I was watching last night’s American Idol, and there is this guy on the show called Danny something that the judges cannot stop fawning over. He’s a good singer and everything, but really, it’s getting to be a bit over the top. Last night he performed well, but not the best that we’ve seen from him, but still the judges declared him inspirational and life-changing and orgasmic and whatever.
(Except for my boy Simon, who declared him “good, but not excellent.” Speaking of Simon, Captain Jelly Belly says he should play Mr. Carl Sagan in a story about his life.)
Anyway, I was thinking about Danny and wondering if he actually believes his own hype, or if he is starting to feel kind of awkward about it. He seems like a smart, nice guy, and I suspect he knows when he’s given it his all, as opposed to when he just didn’t quite nail it.
And that got me thinking about high school English. I did really well in high school English, and I almost always got an A or A+…even on a few occasions when something didn’t turn out just the way I wanted, or when I half-assed the effort, or when I rushed through (probably because American Idol was on!).
I always knew when one of my essays was iffy. Yet still, I’d get an A. I always felt like such a poser, and when other kids called me a teacher’s pet, it did seem kind of true. Did I get an A based on my name alone? Did I get an A because even though it was a weak paper for me, it was still the best in the class?
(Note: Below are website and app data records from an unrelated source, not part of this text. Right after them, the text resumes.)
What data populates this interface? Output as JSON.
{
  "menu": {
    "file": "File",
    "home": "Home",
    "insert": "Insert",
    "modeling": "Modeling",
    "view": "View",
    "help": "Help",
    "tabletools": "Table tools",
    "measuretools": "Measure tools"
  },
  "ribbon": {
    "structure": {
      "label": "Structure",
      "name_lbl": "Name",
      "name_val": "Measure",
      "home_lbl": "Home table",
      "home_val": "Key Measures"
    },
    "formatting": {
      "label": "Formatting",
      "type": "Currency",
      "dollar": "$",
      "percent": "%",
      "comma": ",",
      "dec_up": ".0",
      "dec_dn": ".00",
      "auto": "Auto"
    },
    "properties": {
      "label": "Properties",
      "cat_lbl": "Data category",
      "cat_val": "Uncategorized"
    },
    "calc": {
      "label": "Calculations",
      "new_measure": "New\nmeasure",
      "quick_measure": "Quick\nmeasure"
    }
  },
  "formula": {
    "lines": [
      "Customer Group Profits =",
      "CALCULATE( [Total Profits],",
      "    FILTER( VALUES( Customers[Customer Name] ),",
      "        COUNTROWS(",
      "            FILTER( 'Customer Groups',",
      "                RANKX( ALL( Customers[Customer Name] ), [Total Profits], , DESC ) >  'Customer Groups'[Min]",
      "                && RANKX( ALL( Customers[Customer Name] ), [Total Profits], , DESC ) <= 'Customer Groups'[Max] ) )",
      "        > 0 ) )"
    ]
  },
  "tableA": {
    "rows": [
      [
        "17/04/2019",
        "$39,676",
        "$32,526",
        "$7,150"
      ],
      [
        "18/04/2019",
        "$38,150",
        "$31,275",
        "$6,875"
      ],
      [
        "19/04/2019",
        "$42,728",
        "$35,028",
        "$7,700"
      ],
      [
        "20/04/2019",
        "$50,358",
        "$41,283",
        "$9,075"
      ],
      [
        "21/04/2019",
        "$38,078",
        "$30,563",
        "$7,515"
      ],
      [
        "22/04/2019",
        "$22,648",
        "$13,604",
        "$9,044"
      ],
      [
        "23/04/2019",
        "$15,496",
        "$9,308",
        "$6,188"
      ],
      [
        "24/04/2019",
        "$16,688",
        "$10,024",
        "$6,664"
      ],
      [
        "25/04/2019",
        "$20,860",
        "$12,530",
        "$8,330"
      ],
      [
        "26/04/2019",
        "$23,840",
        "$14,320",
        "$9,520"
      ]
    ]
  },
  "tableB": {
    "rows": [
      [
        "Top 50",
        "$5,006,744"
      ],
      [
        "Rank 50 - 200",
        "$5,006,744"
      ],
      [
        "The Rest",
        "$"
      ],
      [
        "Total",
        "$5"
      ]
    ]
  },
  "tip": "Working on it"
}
Or did I get an A because I had met some sort of minimum requirement, and the extra distance of originality and readability were not actually required?
So I wonder, do you think that English teachers (and other essay-type teachers, like teachers of History or Sociology) grade their papers:
A. Comparatively — so that the best paper gets an A, and the worst gets a D, and all the other papers fall in between as appropriate;
B. Objectively — so that papers that meet criteria X, Y, and Z get an A, and those that don’t get a D, and those that meet only X or Y get a B;
C. Personally — so that if someone who is usually a B student makes a big effort, they get an A, because it’s a good job for them, even if it wouldn’t be a good job for someone else; or,
D. By Reputation — so that someone who always gets an A, gets an A, unless they really screw it up.
Let’s put it to a vote — oooh, my first ever poll!